If you have one or more employees, you probably need workers’ compensation insurance – most states require it. Without it, you may be held personally liable for the cost of your employees’ medical care for a work-related injury or illness. And even their wages while they’re recovering and potentially fines for failing to purchase coverage as may be required by state law.
The laws vary by state, but full-time and part-time employees are generally covered by workers’ comp. In some states, business owners, partners and officers must be covered too. Also keep in mind that the definition of “employee” can vary by state. If you use subcontractors, it’s important to find out whether they’re considered employees. If you’ve issued your sub, or anyone else, a 1099, they may be eligible for coverage under your workers’ comp policy.
Workers’ comp provides benefits to your employees for work-related injuries or illnesses. This includes medical care, wages from lost work time, rehab, disability benefits and survivor or death benefits.* And, if one of your workers gets hurt on the job and their family decides to sue you, workers’ comp can help with legal fees and more.
Providing workers’ comp coverage for more than a century, The Hartford’s program sets the standard for value, innovation and injured worker care.
*Benefits vary by state, according to state law.
For some, a Business Auto policy conjures up images of a fleet of vehicles used to deliver goods or transport equipment and workers to a job site. The truth is you may need a Business Auto policy for vehicles used in the typical operation of your business. This could include vehicles used to:
- Meet with prospective customers at their place of business
- Run errands to pick up the mail, office supplies, lunch for an important client meeting or to make a deposit at the bank
- Make a service call
And, if you or your employees use a personal vehicle for these types of activities, consider that personal auto policies generally don’t provide coverage when a personally-owned vehicle, used for business purposes, is involved in an accident. Not sure if you need a Business Auto policy? An insurance agent – or a representative from The Hartford – can help you decide.
The Hartford’s Business Auto policy includes 19 coverage enhancements, without separate elections or additional premium charges. And, features like our Fender Bender and Accident Forgiveness programs help premiums low.

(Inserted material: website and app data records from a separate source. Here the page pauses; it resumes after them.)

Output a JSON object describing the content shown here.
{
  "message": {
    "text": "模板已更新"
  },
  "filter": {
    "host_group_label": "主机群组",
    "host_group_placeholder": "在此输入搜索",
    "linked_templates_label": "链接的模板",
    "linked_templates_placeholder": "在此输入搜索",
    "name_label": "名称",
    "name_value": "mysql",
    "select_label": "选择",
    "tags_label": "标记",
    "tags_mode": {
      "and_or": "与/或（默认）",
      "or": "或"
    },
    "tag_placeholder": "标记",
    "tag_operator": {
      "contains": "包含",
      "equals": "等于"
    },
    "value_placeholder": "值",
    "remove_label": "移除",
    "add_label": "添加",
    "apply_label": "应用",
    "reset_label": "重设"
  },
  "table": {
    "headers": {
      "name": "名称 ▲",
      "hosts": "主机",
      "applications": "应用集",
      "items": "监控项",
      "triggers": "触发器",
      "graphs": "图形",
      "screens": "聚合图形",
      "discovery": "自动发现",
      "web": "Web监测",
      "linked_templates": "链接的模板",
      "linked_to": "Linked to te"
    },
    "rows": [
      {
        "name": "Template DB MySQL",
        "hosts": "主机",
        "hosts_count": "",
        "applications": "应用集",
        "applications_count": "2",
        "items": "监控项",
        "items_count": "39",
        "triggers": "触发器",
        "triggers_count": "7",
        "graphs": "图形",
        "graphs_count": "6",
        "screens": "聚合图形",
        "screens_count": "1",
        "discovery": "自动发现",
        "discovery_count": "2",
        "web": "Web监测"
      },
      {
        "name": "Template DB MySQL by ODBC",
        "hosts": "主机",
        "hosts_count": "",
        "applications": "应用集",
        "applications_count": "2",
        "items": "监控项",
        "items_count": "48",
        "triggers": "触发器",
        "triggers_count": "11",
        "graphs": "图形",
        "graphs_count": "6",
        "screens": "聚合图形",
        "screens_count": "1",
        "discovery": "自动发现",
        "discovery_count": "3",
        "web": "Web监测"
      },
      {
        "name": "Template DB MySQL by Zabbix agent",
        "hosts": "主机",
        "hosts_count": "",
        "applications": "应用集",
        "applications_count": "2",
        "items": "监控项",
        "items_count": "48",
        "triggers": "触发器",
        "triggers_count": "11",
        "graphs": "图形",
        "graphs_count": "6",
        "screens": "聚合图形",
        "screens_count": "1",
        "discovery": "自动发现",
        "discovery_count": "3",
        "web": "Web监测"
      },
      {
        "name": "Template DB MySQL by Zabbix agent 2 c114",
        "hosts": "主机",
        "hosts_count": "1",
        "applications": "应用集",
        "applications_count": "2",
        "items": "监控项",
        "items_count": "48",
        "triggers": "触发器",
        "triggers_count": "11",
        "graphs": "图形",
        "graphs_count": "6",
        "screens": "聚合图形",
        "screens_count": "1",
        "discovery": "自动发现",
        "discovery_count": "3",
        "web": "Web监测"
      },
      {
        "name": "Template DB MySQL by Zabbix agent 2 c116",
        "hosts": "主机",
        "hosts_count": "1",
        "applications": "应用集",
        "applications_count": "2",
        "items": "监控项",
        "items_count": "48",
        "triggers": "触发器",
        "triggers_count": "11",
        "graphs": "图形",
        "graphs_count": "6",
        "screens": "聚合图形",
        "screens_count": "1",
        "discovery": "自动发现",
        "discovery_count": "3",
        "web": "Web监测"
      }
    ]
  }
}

The examples provided herein are for illustrative purposes only. They do not include all information necessary to make a claim decision.
This document contains only a general description of coverages that may be provided and does not include all of the features, exclusions and conditions of the policies it describes. Please refer to the actual policies for complete details of coverage and exclusions. In the event of a loss, only the terms of an actual issued policy will determine the coverage provided. Coverage may not be available in all states or to all businesses.
Coverage is underwritten by Hartford Fire Insurance Co. and its property and casualty insurance affiliates (CA lic #8701). In TX, this insurance is written by Sentinel Insurance Company, Ltd., Hartford Casualty Insurance Company, Hartford Lloyd’s Insurance Company, Hartford Underwriters Insurance Company, Twin City Fire Insurance Company, Hartford Accident and Indemnity Company and Hartford Fire Insurance Company. In WA, this insurance is written by Hartford Fire Insurance Company, Hartford Casualty Insurance Company, Hartford Accident and Indemnity Company, Hartford Underwriters Insurance Company, Twin City Fire Insurance Company, Sentinel Insurance Company, Ltd. And Hartford Insurance Company of the Midwest.
General vs. Professional Liability
Understanding what’s covered by which policy can be confusing — but this video can help explain the differences.
See how Professional Liability coverage from The Hartford helped one small business owner play on.